I think I’ve mentioned here before how surprised I was when my first novel (Spin, about a journalist who follows a celebrity into rehab) came out and people automatically assumed that I’d based my main character on myself. That, at a minimum, I’d either been to rehab or had seriously considered it, or, at the limit, that I was a journalist who’d actually gone into rehab undercover. I still maintain that Stephen King never gets asked these questions, but I know why people do: write what you know. If people have only ever heard one thing about about writing, they’ve heard that. And while I think people confuse that saying for “write about yourself,” that’s another conversation.

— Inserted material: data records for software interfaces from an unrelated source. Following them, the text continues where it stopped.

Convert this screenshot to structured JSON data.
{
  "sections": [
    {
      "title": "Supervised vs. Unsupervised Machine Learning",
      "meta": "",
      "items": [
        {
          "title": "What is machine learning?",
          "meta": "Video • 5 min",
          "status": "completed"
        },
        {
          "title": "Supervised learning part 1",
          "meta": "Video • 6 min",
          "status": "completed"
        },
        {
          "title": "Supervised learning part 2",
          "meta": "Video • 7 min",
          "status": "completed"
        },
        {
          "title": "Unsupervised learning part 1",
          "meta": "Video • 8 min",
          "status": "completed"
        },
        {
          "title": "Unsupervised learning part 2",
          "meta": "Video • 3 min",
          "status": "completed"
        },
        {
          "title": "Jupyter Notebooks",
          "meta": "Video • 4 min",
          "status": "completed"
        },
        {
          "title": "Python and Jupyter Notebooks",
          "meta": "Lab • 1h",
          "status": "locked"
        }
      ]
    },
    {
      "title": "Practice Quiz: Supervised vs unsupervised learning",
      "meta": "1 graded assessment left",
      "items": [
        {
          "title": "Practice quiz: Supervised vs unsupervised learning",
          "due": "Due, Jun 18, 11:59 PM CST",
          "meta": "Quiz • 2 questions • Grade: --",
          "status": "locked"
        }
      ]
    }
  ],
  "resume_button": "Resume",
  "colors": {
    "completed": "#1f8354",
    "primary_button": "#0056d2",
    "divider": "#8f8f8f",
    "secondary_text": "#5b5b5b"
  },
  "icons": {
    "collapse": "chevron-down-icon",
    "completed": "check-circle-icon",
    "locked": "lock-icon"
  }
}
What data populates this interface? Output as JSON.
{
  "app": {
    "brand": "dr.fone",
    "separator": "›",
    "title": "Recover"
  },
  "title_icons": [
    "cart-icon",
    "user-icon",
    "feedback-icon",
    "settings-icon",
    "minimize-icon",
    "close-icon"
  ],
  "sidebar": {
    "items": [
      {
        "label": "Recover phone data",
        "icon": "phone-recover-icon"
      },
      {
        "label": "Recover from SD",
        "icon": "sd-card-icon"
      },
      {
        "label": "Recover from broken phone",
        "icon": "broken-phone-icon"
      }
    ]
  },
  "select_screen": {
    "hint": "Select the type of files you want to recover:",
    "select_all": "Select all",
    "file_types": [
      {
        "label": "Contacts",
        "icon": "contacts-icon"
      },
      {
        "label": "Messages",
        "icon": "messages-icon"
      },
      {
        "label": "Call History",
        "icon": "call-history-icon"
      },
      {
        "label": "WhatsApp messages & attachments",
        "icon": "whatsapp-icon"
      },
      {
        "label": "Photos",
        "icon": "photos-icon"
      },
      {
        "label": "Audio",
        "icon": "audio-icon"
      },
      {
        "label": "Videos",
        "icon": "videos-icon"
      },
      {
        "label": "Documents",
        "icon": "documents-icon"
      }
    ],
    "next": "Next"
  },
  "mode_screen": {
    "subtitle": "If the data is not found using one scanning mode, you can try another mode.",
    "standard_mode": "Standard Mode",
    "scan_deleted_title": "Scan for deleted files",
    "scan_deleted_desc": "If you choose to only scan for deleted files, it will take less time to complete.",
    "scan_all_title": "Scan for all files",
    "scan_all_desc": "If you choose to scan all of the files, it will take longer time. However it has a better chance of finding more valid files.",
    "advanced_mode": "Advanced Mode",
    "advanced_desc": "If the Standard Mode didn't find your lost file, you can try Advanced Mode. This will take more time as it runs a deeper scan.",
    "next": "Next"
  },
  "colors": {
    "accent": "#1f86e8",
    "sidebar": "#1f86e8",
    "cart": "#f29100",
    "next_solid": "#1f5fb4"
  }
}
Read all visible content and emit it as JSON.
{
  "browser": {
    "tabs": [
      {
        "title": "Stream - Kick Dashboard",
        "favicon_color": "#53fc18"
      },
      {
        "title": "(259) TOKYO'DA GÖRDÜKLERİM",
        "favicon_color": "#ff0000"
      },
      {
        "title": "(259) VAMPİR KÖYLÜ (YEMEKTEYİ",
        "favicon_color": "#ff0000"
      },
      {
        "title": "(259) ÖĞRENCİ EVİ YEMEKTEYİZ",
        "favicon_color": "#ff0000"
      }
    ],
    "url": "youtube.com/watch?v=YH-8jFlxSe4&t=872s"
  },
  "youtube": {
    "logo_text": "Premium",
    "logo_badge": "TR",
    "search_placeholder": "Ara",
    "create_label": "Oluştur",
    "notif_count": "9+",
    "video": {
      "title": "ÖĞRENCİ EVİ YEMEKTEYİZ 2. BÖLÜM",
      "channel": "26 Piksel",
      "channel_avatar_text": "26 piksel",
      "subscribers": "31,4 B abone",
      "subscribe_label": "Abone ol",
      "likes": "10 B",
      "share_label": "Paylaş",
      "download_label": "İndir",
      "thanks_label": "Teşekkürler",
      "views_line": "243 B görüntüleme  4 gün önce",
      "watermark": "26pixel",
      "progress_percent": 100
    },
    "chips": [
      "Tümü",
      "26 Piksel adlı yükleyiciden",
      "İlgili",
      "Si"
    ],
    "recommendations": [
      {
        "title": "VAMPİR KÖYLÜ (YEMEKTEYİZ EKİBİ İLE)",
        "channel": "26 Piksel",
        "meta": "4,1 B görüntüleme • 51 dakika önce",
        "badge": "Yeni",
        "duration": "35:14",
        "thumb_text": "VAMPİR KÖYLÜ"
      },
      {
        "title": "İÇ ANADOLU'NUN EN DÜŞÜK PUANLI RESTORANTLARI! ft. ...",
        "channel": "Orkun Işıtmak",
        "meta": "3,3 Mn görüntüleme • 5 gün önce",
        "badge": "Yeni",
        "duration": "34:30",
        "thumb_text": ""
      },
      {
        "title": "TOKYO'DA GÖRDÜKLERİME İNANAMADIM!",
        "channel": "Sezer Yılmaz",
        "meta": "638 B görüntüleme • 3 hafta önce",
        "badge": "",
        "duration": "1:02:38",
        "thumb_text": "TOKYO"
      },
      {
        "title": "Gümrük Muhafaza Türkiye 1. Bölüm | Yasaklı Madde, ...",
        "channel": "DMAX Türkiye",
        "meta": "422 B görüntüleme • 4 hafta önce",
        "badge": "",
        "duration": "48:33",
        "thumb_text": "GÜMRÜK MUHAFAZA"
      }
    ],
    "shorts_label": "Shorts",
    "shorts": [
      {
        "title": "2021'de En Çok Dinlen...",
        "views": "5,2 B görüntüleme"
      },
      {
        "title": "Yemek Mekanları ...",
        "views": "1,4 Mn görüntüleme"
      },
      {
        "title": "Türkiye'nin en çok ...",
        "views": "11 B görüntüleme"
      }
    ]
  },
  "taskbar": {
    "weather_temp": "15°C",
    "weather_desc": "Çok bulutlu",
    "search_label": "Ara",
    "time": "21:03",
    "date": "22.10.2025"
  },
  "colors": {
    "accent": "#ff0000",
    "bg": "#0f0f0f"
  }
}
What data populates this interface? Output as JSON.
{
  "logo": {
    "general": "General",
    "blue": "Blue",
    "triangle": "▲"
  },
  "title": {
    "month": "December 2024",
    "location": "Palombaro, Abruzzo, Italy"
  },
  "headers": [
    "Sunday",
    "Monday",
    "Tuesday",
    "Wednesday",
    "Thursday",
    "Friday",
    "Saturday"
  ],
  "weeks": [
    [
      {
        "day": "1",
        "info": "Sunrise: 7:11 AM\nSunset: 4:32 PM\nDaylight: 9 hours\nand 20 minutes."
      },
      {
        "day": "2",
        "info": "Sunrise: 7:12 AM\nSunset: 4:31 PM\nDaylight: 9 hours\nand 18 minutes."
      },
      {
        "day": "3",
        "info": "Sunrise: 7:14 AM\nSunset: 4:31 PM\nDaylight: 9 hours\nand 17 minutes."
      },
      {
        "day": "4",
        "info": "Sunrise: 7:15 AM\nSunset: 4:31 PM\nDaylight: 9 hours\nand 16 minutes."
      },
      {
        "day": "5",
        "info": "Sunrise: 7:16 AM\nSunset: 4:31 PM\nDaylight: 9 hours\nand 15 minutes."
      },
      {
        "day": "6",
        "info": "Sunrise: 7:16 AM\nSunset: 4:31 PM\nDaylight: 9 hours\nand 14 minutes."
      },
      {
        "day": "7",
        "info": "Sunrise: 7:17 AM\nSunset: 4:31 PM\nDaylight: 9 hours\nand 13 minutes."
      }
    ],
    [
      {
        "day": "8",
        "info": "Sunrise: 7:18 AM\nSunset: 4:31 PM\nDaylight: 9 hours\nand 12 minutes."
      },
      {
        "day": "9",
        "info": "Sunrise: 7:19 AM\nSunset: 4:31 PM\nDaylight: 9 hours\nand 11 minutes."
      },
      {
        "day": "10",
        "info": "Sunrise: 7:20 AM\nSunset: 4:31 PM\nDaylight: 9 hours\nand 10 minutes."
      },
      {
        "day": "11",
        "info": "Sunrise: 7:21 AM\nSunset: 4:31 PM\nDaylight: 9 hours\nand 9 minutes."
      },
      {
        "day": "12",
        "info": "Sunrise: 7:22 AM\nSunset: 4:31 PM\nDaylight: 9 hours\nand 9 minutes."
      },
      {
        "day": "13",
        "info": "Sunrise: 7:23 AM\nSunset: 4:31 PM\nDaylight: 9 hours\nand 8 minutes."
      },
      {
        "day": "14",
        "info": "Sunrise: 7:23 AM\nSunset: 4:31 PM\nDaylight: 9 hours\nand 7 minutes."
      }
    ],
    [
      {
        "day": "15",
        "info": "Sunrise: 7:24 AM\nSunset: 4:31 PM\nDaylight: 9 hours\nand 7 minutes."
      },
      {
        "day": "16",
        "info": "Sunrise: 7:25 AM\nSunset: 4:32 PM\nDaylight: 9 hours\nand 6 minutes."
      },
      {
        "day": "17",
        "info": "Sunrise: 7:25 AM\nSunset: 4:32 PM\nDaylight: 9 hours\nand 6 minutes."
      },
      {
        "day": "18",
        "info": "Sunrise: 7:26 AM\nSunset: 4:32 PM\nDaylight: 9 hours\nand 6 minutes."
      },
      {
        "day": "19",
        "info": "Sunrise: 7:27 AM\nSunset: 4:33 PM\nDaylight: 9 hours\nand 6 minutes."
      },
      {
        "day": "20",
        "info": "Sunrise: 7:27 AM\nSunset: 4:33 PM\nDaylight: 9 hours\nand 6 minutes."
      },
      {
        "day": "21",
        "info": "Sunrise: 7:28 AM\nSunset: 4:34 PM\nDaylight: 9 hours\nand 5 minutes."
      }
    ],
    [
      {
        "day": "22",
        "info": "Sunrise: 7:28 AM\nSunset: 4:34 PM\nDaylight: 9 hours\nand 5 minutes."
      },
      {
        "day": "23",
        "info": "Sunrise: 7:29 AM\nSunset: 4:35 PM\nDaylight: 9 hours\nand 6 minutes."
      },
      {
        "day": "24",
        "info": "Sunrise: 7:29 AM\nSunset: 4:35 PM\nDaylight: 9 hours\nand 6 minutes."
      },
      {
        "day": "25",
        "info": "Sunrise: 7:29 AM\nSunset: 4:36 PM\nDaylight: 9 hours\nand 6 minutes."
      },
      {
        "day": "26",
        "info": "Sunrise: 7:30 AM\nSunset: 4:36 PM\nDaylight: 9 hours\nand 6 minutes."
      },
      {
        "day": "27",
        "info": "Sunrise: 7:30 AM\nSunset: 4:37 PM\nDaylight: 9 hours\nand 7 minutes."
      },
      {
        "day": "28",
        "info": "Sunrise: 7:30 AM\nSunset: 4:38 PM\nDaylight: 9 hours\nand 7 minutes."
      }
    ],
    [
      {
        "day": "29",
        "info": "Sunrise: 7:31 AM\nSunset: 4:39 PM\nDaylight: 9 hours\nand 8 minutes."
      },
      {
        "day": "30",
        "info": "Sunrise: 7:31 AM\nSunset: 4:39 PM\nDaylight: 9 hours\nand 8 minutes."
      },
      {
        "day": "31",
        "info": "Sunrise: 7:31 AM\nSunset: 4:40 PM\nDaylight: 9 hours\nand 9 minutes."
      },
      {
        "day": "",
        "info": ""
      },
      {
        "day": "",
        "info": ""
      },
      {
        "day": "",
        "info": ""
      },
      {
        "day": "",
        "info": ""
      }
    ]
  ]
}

For many reasons, I’ve always steered clear of writing either about me or people I know. One reason is that I don’t think I’m very good at capturing the essence of real people on paper. That sounds odd, doesn’t it? But bear with me. In each of my first two novels, there is a minor, walk-on character that is based on someone I met briefly. Their personalities were so larger-than-life that I just had to stick them in there, somewhere. I think they are hilarious and I purposively crafted scenes around them. But in both instances, I’ve had people mention them as the only characters they didn’t find believable in the book. This puzzled me for many years, until I finally figured it out: I hadn’t done the work. Because they existed, I hadn’t fleshed them out. They were 2-D versions of real people, and so they seemed as flat as the page.
I’ve always steered clear of writing either about me or people I know.
All that being said, of course sometimes things slip in subconsciously—things people have told me, things I’ve seen, stories I’ve heard. And then, sometimes, real life provides a spark that I run with. That happened with my soon to be released novel, Smoke. Which is what got me thinking about this all over again.
I’ve been going to a fantastic writer’s conference in Jackson Hole every summer since 2010. I feel in love with the place, and made many good friends. Three years ago, they had a terrible fire season. There were already bad fires when I was there in June; when I climbed to the top of the local hill, I saw a stack of smoke that looked like a bomb had gone off. [Read more…]